### Exercise directions
Nothing in the data may be changed; retype all of it.

·····

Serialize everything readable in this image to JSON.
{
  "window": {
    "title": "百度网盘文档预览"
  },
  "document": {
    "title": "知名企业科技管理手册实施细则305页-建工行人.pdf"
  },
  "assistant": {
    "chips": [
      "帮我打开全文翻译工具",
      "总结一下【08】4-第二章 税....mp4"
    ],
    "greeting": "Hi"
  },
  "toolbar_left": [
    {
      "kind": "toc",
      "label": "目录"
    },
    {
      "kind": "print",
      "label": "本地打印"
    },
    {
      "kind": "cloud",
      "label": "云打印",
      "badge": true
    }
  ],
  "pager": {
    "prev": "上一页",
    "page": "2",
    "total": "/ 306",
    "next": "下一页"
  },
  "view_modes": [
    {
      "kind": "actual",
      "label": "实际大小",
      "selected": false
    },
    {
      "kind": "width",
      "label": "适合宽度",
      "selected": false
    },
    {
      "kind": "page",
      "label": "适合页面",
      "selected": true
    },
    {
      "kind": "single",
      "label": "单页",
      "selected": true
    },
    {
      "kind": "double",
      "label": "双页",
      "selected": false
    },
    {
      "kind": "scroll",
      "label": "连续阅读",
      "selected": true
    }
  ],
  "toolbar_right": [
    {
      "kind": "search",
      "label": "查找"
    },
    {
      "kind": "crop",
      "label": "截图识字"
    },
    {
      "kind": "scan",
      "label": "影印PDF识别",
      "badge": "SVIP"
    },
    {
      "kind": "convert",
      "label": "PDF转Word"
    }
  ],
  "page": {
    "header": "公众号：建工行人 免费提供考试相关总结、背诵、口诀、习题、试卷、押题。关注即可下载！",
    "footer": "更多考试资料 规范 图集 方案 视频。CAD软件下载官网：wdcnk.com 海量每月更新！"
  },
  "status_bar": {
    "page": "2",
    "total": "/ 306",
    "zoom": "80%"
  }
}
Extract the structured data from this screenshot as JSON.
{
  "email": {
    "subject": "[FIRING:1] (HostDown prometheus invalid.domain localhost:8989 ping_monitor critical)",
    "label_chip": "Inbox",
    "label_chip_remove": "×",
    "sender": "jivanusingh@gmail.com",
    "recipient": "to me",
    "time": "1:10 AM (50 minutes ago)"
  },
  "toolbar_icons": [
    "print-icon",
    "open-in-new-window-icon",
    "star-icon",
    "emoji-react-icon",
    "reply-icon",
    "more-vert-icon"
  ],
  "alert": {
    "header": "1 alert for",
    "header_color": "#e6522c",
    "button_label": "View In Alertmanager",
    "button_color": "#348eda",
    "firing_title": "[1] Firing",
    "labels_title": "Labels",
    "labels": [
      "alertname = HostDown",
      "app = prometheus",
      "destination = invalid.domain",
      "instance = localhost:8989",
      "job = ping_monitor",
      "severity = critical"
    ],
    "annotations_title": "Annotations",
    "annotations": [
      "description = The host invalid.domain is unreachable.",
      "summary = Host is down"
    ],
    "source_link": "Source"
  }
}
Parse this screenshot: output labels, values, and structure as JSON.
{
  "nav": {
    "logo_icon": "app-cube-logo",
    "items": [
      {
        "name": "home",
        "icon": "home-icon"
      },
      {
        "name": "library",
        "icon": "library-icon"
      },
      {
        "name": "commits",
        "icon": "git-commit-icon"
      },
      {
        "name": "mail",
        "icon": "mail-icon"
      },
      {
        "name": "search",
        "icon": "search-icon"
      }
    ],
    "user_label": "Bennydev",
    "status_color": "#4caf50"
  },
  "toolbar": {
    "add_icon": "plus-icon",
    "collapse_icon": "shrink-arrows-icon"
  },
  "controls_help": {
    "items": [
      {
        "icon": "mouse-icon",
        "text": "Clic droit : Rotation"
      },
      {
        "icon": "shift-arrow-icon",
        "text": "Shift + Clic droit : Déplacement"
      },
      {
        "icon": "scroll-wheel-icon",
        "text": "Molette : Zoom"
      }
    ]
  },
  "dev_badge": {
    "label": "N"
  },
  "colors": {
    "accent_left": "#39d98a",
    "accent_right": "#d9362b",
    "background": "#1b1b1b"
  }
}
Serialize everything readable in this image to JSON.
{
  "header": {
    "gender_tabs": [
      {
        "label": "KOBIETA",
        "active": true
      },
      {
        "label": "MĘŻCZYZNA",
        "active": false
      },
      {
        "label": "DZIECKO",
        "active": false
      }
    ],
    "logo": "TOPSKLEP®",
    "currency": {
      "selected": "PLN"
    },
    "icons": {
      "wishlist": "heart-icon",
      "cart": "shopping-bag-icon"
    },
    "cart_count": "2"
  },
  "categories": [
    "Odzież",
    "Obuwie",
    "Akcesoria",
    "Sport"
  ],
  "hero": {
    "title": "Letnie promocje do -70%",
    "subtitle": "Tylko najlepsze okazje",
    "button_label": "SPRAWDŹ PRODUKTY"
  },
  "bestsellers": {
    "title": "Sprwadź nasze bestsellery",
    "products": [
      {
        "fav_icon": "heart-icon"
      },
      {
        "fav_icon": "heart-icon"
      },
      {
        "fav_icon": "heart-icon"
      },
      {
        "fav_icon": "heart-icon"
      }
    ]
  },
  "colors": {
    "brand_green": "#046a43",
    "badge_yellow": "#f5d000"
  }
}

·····

### Task result
Serialize everything readable in this image to JSON.
{
  "window": {
    "title": "百度网盘文档预览"
  },
  "document": {
    "title": "知名企业科技管理手册实施细则305页-建工行人.pdf"
  },
  "assistant": {
    "chips": [
      "帮我打开全文翻译工具",
      "总结一下【08】4-第二章 税....mp4"
    ],
    "greeting": "Hi"
  },
  "toolbar_left": [
    {
      "kind": "toc",
      "label": "目录"
    },
    {
      "kind": "print",
      "label": "本地打印"
    },
    {
      "kind": "cloud",
      "label": "云打印",
      "badge": true
    }
  ],
  "pager": {
    "prev": "上一页",
    "page": "2",
    "total": "/ 306",
    "next": "下一页"
  },
  "view_modes": [
    {
      "kind": "actual",
      "label": "实际大小",
      "selected": false
    },
    {
      "kind": "width",
      "label": "适合宽度",
      "selected": false
    },
    {
      "kind": "page",
      "label": "适合页面",
      "selected": true
    },
    {
      "kind": "single",
      "label": "单页",
      "selected": true
    },
    {
      "kind": "double",
      "label": "双页",
      "selected": false
    },
    {
      "kind": "scroll",
      "label": "连续阅读",
      "selected": true
    }
  ],
  "toolbar_right": [
    {
      "kind": "search",
      "label": "查找"
    },
    {
      "kind": "crop",
      "label": "截图识字"
    },
    {
      "kind": "scan",
      "label": "影印PDF识别",
      "badge": "SVIP"
    },
    {
      "kind": "convert",
      "label": "PDF转Word"
    }
  ],
  "page": {
    "header": "公众号：建工行人 免费提供考试相关总结、背诵、口诀、习题、试卷、押题。关注即可下载！",
    "footer": "更多考试资料 规范 图集 方案 视频。CAD软件下载官网：wdcnk.com 海量每月更新！"
  },
  "status_bar": {
    "page": "2",
    "total": "/ 306",
    "zoom": "80%"
  }
}
Extract the structured data from this screenshot as JSON.
{
  "email": {
    "subject": "[FIRING:1] (HostDown prometheus invalid.domain localhost:8989 ping_monitor critical)",
    "label_chip": "Inbox",
    "label_chip_remove": "×",
    "sender": "jivanusingh@gmail.com",
    "recipient": "to me",
    "time": "1:10 AM (50 minutes ago)"
  },
  "toolbar_icons": [
    "print-icon",
    "open-in-new-window-icon",
    "star-icon",
    "emoji-react-icon",
    "reply-icon",
    "more-vert-icon"
  ],
  "alert": {
    "header": "1 alert for",
    "header_color": "#e6522c",
    "button_label": "View In Alertmanager",
    "button_color": "#348eda",
    "firing_title": "[1] Firing",
    "labels_title": "Labels",
    "labels": [
      "alertname = HostDown",
      "app = prometheus",
      "destination = invalid.domain",
      "instance = localhost:8989",
      "job = ping_monitor",
      "severity = critical"
    ],
    "annotations_title": "Annotations",
    "annotations": [
      "description = The host invalid.domain is unreachable.",
      "summary = Host is down"
    ],
    "source_link": "Source"
  }
}
Parse this screenshot: output labels, values, and structure as JSON.
{
  "nav": {
    "logo_icon": "app-cube-logo",
    "items": [
      {
        "name": "home",
        "icon": "home-icon"
      },
      {
        "name": "library",
        "icon": "library-icon"
      },
      {
        "name": "commits",
        "icon": "git-commit-icon"
      },
      {
        "name": "mail",
        "icon": "mail-icon"
      },
      {
        "name": "search",
        "icon": "search-icon"
      }
    ],
    "user_label": "Bennydev",
    "status_color": "#4caf50"
  },
  "toolbar": {
    "add_icon": "plus-icon",
    "collapse_icon": "shrink-arrows-icon"
  },
  "controls_help": {
    "items": [
      {
        "icon": "mouse-icon",
        "text": "Clic droit : Rotation"
      },
      {
        "icon": "shift-arrow-icon",
        "text": "Shift + Clic droit : Déplacement"
      },
      {
        "icon": "scroll-wheel-icon",
        "text": "Molette : Zoom"
      }
    ]
  },
  "dev_badge": {
    "label": "N"
  },
  "colors": {
    "accent_left": "#39d98a",
    "accent_right": "#d9362b",
    "background": "#1b1b1b"
  }
}
Serialize everything readable in this image to JSON.
{
  "header": {
    "gender_tabs": [
      {
        "label": "KOBIETA",
        "active": true
      },
      {
        "label": "MĘŻCZYZNA",
        "active": false
      },
      {
        "label": "DZIECKO",
        "active": false
      }
    ],
    "logo": "TOPSKLEP®",
    "currency": {
      "selected": "PLN"
    },
    "icons": {
      "wishlist": "heart-icon",
      "cart": "shopping-bag-icon"
    },
    "cart_count": "2"
  },
  "categories": [
    "Odzież",
    "Obuwie",
    "Akcesoria",
    "Sport"
  ],
  "hero": {
    "title": "Letnie promocje do -70%",
    "subtitle": "Tylko najlepsze okazje",
    "button_label": "SPRAWDŹ PRODUKTY"
  },
  "bestsellers": {
    "title": "Sprwadź nasze bestsellery",
    "products": [
      {
        "fav_icon": "heart-icon"
      },
      {
        "fav_icon": "heart-icon"
      },
      {
        "fav_icon": "heart-icon"
      },
      {
        "fav_icon": "heart-icon"
      }
    ]
  },
  "colors": {
    "brand_green": "#046a43",
    "badge_yellow": "#f5d000"
  }
}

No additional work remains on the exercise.